We’ve often talked about the importance of using freshly ground coffee for the best tasting cup of coffee. We’ve also mentioned the benefits of using a conical burr grinder instead of an old school blade grinder that only results in harsh and bitter tasting coffee. There’s a number of many great electric conical burrs, but there’s also manual ones.
Why Buy a Manual Conical Burr Grinder?
- If you’re short on counter space- it does not take any space and can be stored in any cupboard.
- If you’re often on the go- a manual grinder is very portable and can be taken on the road wherever you go.
- If you’re on a tight budget and can’t afford an electric conical burr, a manual one should work great for you. They’re often under $30, so they’re very budget-friendly as long as you accept the, well- manual, working that comes with it.
What Type of Coffee Can You Grind with a Manual Grinder?
You can grind any type of coffee beans for any brewing methods including french press, espresso, drip, or pour-over. Because you have the option to adjust the grind fineness, you’ll find manual grinders to be very versatile. Some people even use them to grind spices, however, we do NOT recommend using the same grinder for spices and coffee, that would result in terrible tasting coffee.
Which Manual Burr Grinder To Buy?
Here are our recommendations for the best rated manual coffee mills/burr grinders:
Hario Skerton Ceramic Coffee Mill:
- Manual conical burr grinder with ceramic burr.
- Glass grinding chamber with silicone covered bottom for stability while grinding.
- 100 grams capacity.
- Adjustable grind settings.
- Dishwasher safe.
Hario Mini Slim Ceramic Grinder:
- Tall and slim design for easy storage.
- Can be stored without the handle.
- Ceramic burr.
- Yields in about 24g to 30g to coffee.
- Adjustable grind settings.
- Plastic yet durable grind chamber.
Porlex Stainless Steel Coffee Grinder:
- Ceramic conical burr with adjustable settings.
- Stainless steel body. Static-free, does not results in jumping coffee ground.

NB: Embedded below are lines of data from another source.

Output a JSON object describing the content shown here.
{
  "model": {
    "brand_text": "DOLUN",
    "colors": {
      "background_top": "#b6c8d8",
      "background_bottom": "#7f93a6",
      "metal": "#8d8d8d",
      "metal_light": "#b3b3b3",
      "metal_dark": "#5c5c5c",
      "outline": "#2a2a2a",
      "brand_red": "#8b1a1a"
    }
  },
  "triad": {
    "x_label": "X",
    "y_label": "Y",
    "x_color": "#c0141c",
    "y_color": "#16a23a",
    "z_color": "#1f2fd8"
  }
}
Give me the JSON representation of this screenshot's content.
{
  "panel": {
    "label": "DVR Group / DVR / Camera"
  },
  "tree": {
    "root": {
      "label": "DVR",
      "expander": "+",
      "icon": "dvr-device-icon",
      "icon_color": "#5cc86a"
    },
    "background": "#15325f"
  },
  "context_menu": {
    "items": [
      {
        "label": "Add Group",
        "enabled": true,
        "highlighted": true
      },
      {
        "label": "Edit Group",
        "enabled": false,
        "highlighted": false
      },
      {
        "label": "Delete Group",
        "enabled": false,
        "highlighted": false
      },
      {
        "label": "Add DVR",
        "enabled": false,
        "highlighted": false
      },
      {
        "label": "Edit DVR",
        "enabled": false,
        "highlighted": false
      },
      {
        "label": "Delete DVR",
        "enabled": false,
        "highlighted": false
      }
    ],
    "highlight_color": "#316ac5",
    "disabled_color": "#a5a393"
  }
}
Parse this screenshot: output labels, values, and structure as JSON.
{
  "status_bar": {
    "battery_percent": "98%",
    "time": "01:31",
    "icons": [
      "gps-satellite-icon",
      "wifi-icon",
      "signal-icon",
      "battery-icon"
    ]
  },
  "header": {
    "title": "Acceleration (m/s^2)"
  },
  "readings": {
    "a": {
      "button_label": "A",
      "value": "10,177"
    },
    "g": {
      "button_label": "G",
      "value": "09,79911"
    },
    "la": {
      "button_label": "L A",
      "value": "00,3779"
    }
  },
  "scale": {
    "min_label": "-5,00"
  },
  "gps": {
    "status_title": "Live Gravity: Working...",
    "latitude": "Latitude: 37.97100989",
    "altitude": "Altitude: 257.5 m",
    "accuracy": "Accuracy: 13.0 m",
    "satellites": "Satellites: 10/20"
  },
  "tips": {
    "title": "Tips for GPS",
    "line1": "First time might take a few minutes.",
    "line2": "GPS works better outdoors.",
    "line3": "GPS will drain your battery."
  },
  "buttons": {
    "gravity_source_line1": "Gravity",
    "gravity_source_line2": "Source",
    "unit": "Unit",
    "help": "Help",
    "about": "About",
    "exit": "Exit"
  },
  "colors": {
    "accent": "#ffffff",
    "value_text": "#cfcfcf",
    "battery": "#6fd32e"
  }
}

- Slim design.
- 30 gram capacity.
Hario Skerton vs. Mini: Which One to Choose?
The Hario Skerton:
- Best for someone who makes larger capacity of coffee at a time. The chamber of this grinder is the largest.
- Doesn’t mind that it takes more space than other grinders.
- Adjusting the grinding settings on the Skerton is a bit of a hassle. It requires unscrewing and detaching the crank then adjusting the grind. If you need to readjust often, this will be a downside for you.
- The glass grind chamber is a plus.
The Hario Mini:
- Very small in size in comparison to the Skerton, it is only 2″ wide.
- Its parts are easily detached for thorough cleaning.
- Readjusting the grind fineness is much easier on the Mini. Its a one step operation and can be done from underneath the chamber.
- On the downside, it has smaller capacity, 30 grams if you really push it.
- The body of the grinder is plastic, however it is the durable kind and it’s not expected to be broken easily.
Any Downside to the Porlex Grinder?
The only thing we don’t like about the Porlex is that it lacks a window to show you how your grind is going.
Watch the grinders in action…
Review of the Hario Skerton:
How To Use the Hario Mini Mill:
How To use a Porlex Grinder:
Manual hand grinders are really a great tool to have if you’re looking for an inexpensive way to have fresh coffee. However, like the majority of manual grinder users, you eventually get tired of the work involved. If you’ve watched the videos above, you now have an idea that they give you quite an arm exercise (this could be a plus, actually!). But if you’re having many cups of coffee per day and you’ll have to go through the grinding process many times, you will really get tired of it and you will consider an electric grinder instead. We do recommend you have a hand grinder for traveling, but for everyday use, you’re better of with an electric. See our favorites by clicking here.